FIRST OPPOSITION PROTESTER: “At this point the Venezuelan people are suffering enough and in my personal opinion I would support boots on the ground— ”

FIFTH OPPOSITION PROTESTER: “Us, as civilians, we cannot fight against criminals […] We need military aid […] We cannot win this war alone. We can’t.”

SIXTH OPPOSITION PROTESTER: “The US is an ally. The US is supporting the restoration of democracy. We want to vote and right now the Venezuelan people are kidnapped.”

It turned out Hernandez is a managing director at Innovatics Group, and previously worked at a free market advocacy group called the Atlas Network, whose name is an homage to Ayn Rand’s novel Atlas Shrugged, whose goal is to limit government and promote private-property rights in countries around the world.

ATLAS NETWORK PROMO VIDEO: “Atlas freedom champions are knocking down barriers to wealth creation, fighting corruption and fostering free enterprise by reducing the role of government and protecting individual liberty.”

Its funders include ExxonMobil, the tobacco company Phillip Morris and the Koch Brothers. It also receives money from the State Department and the National Endowment for Democracy.

It’s easy to, at a glance, see a group of concerned Venezuelans when protests break out on the street in response to what’s happening in Venezuela. But on closer inspection, this seemingly grassroots movement whose broad calls for democracy, freedom and change appear innocent is the face of something that has become all too commonplace in American foreign policy: which is to give a populist face to what are actually the interests of multinational corporations, something national security advisor John Bolton actually let slip out in an interview earlier this year:

JOHN BOLTON, ON FOX BUSINESS: “We’re looking at the oil assets. That’s the single most important income stream […] It’ll make a big difference to the United States economically if we could have American oil companies invest in and produce the oil.”

And the May 24th takeover is a stark example of that. The man behind the flag is Juan Guaidó’s wannabe ambassador, Carlos Vecchio. And Vecchio has been cultivated by US soft power groups for this very moment.

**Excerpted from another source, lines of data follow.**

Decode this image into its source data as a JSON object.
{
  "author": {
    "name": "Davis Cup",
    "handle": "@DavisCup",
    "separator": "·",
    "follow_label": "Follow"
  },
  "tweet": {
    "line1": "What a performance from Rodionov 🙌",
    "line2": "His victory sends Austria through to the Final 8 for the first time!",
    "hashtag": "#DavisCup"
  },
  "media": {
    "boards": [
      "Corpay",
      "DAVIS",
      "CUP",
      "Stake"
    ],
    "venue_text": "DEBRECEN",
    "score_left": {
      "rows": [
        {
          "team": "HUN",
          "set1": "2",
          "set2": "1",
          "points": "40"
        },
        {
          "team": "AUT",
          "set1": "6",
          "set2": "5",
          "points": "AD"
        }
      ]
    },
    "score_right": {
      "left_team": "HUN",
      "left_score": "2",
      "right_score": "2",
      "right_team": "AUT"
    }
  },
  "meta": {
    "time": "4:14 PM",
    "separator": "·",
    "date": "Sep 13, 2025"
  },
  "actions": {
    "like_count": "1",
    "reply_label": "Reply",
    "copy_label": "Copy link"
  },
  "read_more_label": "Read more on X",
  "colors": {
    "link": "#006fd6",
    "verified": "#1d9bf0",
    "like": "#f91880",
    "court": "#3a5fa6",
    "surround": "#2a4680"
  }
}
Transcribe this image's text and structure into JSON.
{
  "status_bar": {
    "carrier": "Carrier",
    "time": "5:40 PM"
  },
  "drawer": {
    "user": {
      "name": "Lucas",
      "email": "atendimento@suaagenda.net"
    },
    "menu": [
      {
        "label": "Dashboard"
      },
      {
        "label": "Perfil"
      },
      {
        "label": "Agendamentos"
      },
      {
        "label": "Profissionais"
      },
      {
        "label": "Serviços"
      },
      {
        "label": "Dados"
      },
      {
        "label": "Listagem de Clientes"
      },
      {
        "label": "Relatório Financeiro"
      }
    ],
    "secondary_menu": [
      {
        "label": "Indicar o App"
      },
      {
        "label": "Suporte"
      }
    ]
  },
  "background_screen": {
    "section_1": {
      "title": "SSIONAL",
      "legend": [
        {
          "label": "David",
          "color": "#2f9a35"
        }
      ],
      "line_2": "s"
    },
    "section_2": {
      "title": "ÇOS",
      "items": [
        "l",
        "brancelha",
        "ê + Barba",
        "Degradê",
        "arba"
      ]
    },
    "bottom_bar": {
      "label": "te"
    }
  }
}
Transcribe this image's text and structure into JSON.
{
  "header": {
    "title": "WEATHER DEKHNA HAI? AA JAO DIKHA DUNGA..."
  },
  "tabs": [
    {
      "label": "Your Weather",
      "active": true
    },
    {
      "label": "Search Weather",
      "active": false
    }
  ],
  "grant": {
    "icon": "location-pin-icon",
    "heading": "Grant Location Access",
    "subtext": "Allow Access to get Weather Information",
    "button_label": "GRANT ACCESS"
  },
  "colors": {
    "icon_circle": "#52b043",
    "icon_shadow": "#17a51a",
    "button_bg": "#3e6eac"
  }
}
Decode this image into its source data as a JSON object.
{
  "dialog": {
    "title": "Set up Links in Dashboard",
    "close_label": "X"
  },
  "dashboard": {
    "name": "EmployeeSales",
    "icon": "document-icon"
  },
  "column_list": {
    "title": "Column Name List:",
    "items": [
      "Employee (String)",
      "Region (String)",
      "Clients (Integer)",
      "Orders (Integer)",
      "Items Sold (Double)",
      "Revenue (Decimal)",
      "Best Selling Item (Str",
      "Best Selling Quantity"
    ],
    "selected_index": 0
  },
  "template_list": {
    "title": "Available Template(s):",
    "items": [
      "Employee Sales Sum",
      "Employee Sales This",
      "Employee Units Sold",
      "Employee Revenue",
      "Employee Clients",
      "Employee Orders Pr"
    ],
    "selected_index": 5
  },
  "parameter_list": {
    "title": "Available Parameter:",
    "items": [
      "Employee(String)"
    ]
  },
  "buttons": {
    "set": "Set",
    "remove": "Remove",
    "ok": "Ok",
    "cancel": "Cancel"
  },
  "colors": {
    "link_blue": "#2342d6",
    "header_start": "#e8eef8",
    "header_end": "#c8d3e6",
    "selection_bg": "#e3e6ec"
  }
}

CARLOS VECCHIO, AT INTERNATIONAL REPUBLICAN INSTITUTE EVENT: “Thank you Elliott [Abrams] for your words. Thank you for becoming a friend in this fight.”

He’s spent the past weeks imploring the US naval southern command to help his colleagues seize power in the Venezuelan capital of Caracas.

Now that he’s inside the prized embassy in America’s capital, Vecchio has successfully shifted this battle’s base of operations from Caracas to Washington, DC’s immense halls of power.